I once read that all the world’s problems can be solved in a garden. So after a long week, since I don’t yet have a garden of my own, I go to the next best thing, Villa Ada. On a sunny Sunday morning Romans are faced with the following decision, they can either get in the cars and go to the beach or just doss about in one of Rome’s parks. Even though Rome has very many parks, the most famous being villa Borghese I suppose, Villa Ada has a certain something that makes it a cut above the rest. I don’t know whether it’s the hilly landscape, the lake with the ridiculously big fish, the marvelous old buildings, the bar on the top of the hill, the fact that it’s really dog friendly, or just that everyone seem to really enjoy themselves there (especially the dogs!).
I just like to lay here with everyone else who couldn’t be bothered to get stuck in the infamous roman traffic and even though I have my book, what goes on around is almost too distracting, a musician on his drums, street artists trying to balance on a rope, kids playing war, couples that desperately need to get a room, a yoga lesson and tourists that reflect the sun with their whiteness, so I just put my book down and sit and observe what goes on as if I were an anthropologist on assignment.

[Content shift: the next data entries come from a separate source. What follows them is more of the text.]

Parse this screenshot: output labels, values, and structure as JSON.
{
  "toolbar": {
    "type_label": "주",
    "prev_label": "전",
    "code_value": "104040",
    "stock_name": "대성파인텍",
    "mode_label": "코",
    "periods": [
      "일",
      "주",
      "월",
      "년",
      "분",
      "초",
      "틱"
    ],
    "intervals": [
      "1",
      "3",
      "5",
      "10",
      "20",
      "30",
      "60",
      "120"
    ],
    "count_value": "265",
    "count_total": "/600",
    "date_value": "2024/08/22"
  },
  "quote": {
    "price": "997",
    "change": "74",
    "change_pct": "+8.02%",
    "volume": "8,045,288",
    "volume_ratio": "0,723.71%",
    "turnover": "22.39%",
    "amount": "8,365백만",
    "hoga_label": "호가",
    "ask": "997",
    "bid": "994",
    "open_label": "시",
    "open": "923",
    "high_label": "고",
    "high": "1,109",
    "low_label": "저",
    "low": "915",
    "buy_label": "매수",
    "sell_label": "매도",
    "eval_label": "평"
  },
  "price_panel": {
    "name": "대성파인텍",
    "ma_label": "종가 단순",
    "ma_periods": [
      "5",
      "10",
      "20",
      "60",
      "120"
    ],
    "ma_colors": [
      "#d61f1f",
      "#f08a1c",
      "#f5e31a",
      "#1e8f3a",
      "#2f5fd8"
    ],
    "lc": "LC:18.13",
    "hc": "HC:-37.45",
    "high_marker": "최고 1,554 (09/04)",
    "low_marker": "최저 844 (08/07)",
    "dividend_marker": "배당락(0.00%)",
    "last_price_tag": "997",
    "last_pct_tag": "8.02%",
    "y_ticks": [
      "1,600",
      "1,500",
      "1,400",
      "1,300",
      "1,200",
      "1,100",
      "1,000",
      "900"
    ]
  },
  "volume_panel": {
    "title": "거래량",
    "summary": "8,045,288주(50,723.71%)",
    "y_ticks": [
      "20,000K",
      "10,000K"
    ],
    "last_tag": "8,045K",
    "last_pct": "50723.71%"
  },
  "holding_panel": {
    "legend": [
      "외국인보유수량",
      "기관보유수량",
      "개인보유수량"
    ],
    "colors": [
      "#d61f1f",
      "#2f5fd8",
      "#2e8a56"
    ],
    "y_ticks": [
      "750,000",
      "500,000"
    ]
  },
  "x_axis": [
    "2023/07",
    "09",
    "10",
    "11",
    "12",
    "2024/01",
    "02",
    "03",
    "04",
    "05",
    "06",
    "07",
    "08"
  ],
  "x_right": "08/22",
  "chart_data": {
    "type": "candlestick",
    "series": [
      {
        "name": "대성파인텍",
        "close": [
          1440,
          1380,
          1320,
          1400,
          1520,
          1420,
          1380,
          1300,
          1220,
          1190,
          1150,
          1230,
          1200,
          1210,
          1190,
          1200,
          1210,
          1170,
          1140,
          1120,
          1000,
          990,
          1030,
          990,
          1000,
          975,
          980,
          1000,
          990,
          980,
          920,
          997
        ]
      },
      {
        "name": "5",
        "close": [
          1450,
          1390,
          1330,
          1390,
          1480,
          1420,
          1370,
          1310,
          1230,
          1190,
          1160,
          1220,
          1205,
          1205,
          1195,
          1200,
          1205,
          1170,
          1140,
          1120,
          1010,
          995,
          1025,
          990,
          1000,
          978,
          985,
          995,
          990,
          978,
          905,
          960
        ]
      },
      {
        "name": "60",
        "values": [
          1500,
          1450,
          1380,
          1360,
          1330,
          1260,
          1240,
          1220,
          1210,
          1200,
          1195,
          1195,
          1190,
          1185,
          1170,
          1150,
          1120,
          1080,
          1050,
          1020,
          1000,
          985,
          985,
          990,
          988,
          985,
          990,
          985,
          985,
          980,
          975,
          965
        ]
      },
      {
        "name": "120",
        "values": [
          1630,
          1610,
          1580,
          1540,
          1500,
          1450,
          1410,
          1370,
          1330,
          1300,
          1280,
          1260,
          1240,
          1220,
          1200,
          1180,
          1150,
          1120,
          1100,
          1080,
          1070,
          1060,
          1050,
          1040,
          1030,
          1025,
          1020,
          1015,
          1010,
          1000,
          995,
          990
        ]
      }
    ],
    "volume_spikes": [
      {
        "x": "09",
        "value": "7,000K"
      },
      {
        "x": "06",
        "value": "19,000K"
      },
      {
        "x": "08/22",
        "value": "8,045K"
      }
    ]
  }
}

Apart from just laying about, having a picnic, playing ball or just doing the good old fashioned roly-poly, you can also rent a bike, a canoe or even a horse, there is also an outdoor gym and free gym lessons on Sundays around the lake, and finally ever so often during the summer months there are concerts in the evenings as part of the music festival ‘Rome meets the world’ against racism, war and the death penalty.
When the city just becomes too much, it’s nice to know that you can get away from it for a while, charge your batteries and return new and improved.
And now for some facts:
Villa Ada is the second largest after Villa Doria Pamphili and was owned by the Italian royal House of Savoy in the latter half of the nineteenth century and contained the royal residence. In 1878 the area came under the control of Count Tellfner of Switzerland, who named it in honor of his wife Ada. The royal family regained control of the land in 1904 but did not change the name. They retained control of the area until 1946. As of 2009 the area contains both public and private areas. The public area is controlled by the Council of Rome; the private area is controlled by the Egyptian Embassy, although the Town Council has made a formal claim to take control of the whole area. The private portion is under constant patrol by police or army personnel. On its highest prominence are the ruins of the ancient town of Antenne that yielded to the great power of Rome.